--- Dataset records ---

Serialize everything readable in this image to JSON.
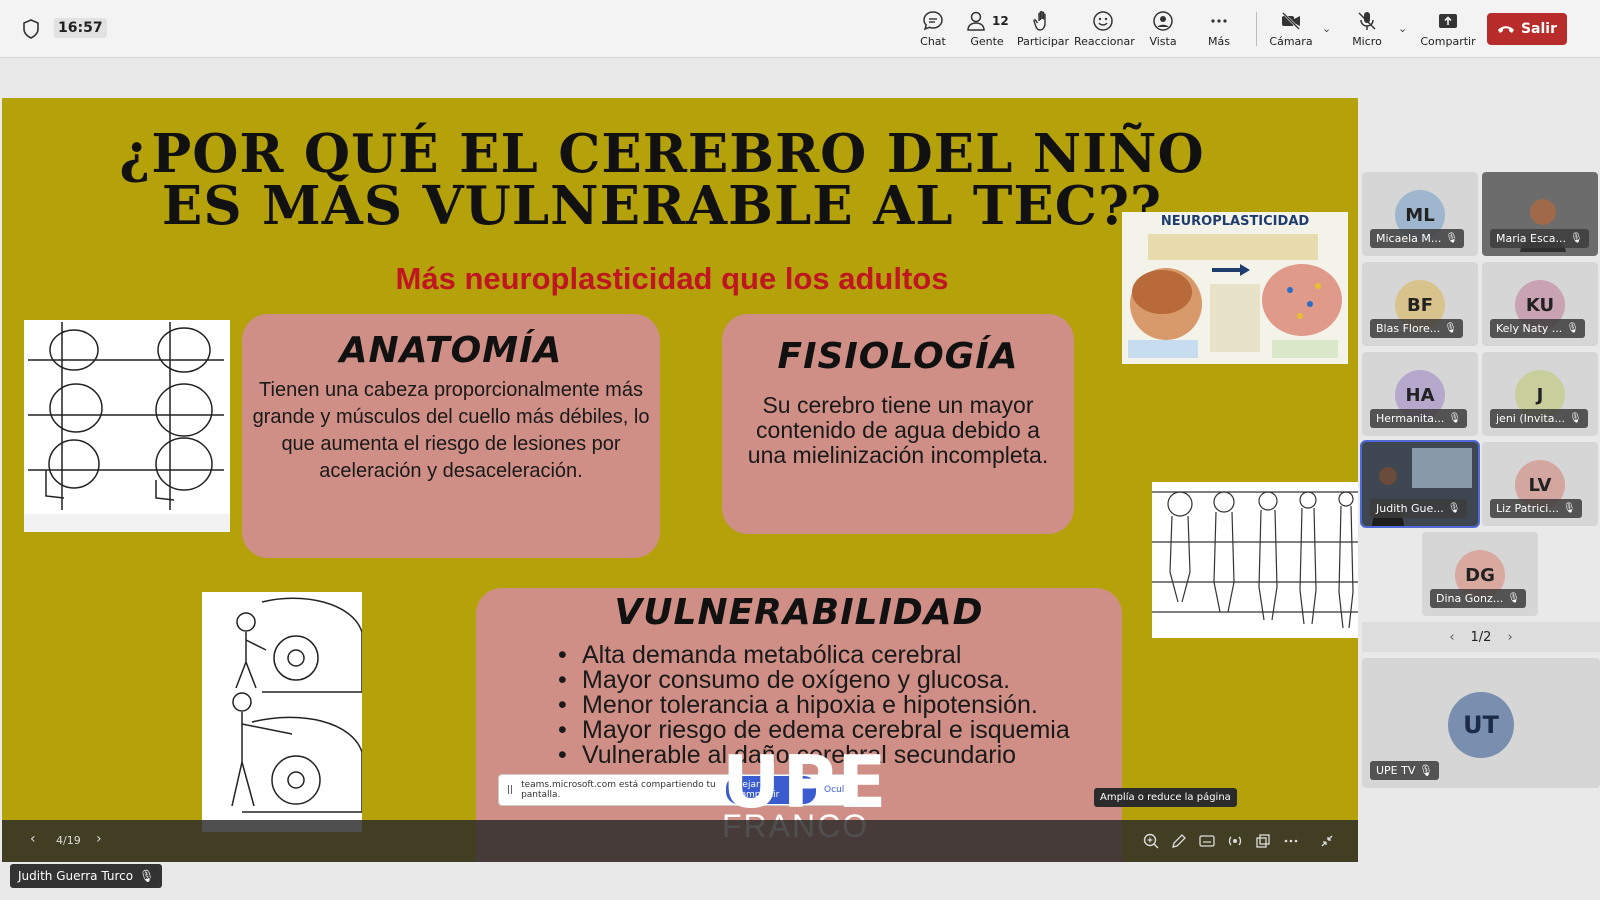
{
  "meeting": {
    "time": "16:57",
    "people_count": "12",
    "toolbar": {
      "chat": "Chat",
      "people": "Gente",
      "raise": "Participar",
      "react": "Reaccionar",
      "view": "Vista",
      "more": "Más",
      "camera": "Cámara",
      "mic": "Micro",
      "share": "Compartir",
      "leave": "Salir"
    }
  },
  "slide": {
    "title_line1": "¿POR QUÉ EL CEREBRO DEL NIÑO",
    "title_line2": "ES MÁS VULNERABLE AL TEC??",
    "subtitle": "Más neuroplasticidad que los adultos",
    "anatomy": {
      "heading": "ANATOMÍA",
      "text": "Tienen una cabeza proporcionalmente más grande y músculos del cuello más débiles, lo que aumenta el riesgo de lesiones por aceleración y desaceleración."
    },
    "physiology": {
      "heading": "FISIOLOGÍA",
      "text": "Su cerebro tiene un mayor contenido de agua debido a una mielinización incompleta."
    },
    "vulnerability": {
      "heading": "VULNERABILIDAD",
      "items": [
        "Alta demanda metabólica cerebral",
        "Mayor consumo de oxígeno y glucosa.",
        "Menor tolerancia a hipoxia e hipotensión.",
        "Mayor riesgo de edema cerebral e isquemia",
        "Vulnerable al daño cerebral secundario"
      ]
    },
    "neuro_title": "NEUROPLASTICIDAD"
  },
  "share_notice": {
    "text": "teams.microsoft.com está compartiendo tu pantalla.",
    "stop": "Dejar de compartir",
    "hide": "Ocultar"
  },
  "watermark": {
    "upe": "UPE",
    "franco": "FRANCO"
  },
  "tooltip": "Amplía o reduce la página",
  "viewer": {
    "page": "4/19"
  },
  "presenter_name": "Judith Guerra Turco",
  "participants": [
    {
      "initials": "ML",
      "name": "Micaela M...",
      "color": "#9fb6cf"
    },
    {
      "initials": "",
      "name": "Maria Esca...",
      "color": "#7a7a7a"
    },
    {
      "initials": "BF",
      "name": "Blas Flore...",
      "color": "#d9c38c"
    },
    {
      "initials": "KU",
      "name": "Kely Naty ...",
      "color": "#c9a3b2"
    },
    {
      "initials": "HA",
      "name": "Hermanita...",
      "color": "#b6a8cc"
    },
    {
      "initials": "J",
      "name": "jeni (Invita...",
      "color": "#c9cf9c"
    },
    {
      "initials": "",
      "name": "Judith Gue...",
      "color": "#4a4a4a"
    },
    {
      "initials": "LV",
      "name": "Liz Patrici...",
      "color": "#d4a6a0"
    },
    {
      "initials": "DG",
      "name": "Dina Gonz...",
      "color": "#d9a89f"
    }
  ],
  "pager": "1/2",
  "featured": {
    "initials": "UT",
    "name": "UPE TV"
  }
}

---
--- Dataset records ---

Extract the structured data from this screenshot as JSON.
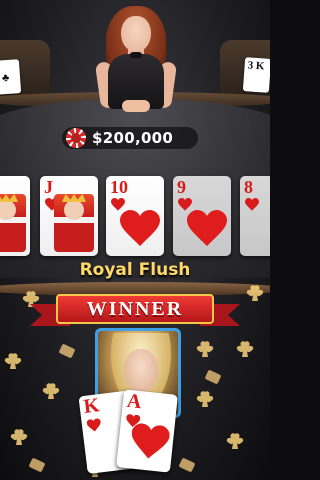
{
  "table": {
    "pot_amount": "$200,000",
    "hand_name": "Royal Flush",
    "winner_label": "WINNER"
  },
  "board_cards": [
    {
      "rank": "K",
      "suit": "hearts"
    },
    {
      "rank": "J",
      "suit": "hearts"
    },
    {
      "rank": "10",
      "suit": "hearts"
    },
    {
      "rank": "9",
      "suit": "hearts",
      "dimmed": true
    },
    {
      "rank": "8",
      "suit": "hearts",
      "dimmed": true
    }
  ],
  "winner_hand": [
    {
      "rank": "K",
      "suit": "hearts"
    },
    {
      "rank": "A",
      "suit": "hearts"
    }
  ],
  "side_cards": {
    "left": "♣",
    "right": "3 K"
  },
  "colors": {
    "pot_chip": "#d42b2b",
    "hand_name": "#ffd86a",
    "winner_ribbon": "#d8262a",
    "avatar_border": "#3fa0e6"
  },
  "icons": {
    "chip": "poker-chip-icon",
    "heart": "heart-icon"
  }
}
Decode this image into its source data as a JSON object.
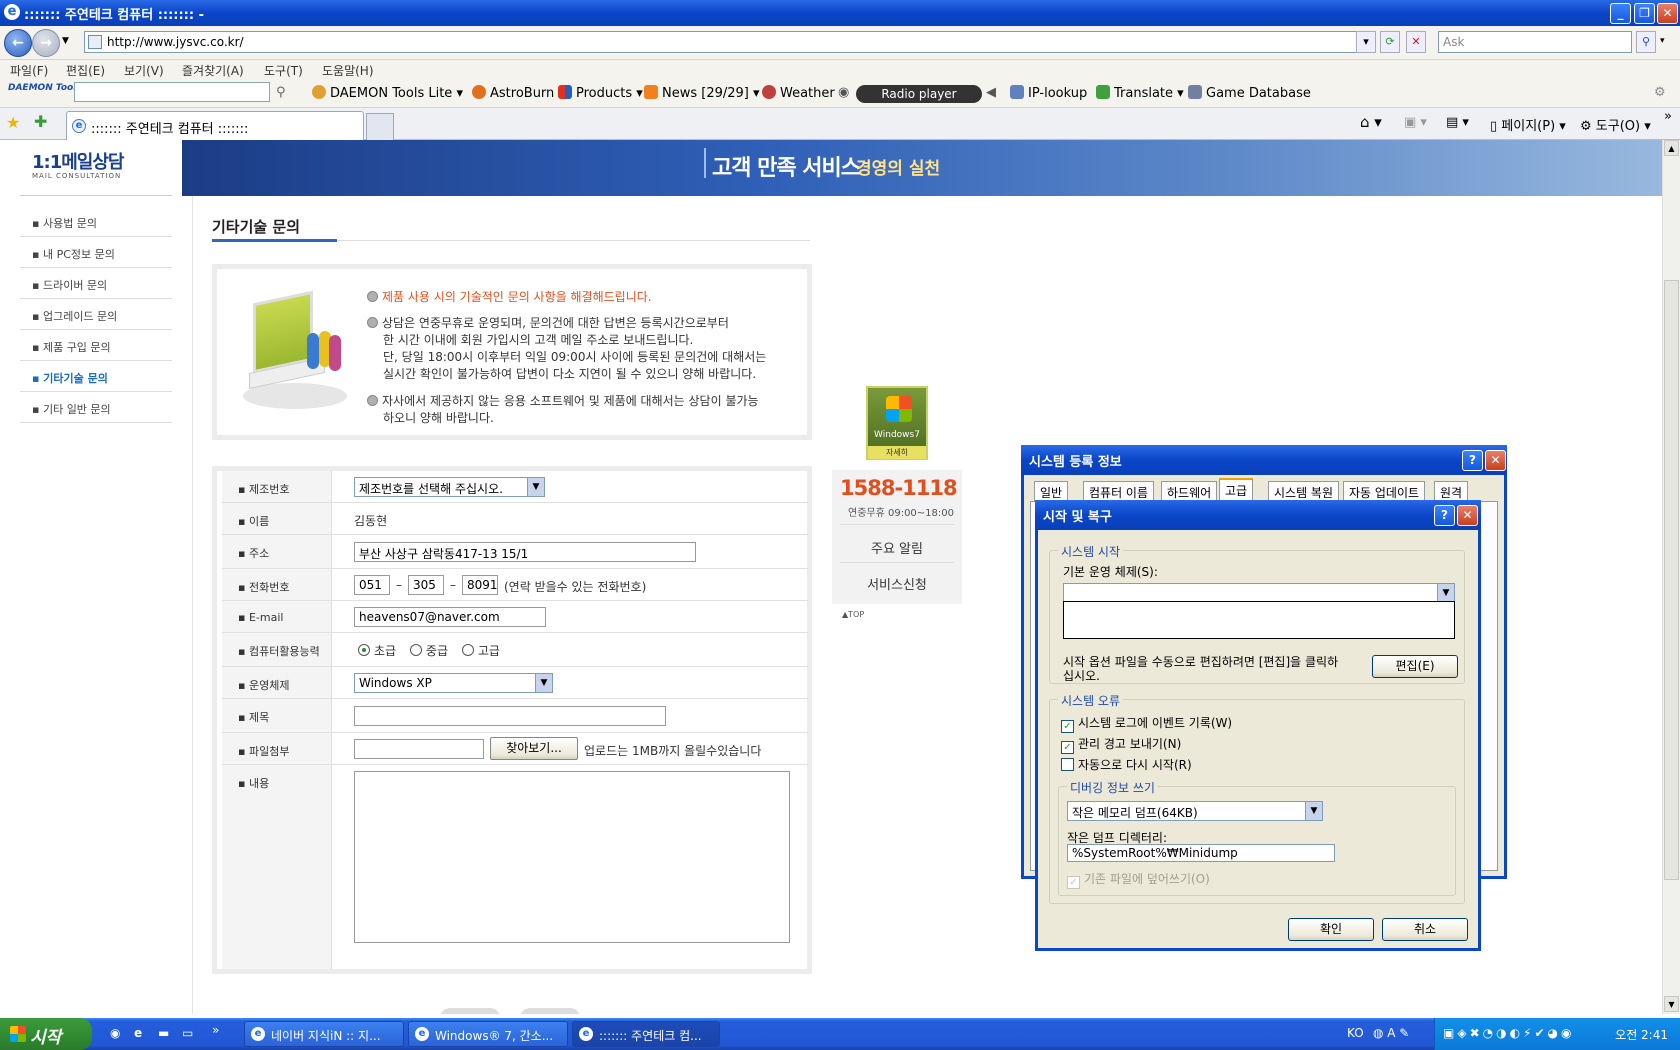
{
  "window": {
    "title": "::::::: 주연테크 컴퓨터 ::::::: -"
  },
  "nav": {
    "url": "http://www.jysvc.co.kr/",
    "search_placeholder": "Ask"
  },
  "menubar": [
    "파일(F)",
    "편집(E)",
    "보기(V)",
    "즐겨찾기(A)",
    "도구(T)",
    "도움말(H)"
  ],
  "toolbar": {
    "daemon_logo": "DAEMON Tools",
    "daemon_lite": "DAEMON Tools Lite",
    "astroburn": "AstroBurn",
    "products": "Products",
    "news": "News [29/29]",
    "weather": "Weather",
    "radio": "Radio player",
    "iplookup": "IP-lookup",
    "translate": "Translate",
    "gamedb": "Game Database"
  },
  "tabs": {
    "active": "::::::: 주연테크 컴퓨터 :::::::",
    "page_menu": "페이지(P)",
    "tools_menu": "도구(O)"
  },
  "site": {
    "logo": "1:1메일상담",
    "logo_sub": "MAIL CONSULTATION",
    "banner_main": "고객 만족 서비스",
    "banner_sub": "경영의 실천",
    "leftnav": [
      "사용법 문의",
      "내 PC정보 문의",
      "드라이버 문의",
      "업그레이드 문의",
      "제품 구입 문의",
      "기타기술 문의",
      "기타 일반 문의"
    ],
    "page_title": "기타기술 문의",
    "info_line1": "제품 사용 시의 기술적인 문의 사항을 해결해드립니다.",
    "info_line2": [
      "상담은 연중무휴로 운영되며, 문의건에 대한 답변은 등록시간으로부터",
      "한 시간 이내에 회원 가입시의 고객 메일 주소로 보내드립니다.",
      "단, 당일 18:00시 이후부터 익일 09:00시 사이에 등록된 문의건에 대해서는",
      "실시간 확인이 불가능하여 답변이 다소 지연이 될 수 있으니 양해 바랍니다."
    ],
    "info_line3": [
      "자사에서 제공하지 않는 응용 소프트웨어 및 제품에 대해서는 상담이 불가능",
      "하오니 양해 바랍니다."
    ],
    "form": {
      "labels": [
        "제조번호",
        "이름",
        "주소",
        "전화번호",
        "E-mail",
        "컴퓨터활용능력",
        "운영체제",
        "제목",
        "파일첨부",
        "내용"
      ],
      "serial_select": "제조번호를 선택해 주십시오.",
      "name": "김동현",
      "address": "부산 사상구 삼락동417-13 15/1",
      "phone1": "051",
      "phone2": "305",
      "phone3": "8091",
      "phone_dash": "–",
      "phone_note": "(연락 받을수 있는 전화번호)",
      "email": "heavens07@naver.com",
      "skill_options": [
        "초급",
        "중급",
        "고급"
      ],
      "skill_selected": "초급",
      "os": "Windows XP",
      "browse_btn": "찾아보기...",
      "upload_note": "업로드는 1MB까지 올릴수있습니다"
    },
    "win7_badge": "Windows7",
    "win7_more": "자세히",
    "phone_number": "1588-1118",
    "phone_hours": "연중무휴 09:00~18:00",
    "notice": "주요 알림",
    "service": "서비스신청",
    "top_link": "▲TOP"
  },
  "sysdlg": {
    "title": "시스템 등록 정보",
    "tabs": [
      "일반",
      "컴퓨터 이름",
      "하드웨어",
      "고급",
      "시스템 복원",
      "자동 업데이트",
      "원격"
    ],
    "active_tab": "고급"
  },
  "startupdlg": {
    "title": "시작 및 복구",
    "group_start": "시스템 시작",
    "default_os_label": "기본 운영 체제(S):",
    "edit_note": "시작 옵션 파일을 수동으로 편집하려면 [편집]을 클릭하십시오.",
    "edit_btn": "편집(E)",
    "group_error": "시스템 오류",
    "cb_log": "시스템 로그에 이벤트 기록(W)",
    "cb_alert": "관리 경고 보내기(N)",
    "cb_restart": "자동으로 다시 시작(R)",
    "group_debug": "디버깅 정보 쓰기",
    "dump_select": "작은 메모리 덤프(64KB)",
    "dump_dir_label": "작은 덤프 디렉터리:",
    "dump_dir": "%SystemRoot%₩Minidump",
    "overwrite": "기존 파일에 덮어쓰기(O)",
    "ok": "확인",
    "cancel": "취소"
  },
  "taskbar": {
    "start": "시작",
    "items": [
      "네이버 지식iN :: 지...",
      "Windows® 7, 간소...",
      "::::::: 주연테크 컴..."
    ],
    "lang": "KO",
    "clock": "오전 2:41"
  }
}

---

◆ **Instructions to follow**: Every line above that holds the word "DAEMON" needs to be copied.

◆ **Problem solution**:
    "daemon_logo": "DAEMON Tools",
    "daemon_lite": "DAEMON Tools Lite",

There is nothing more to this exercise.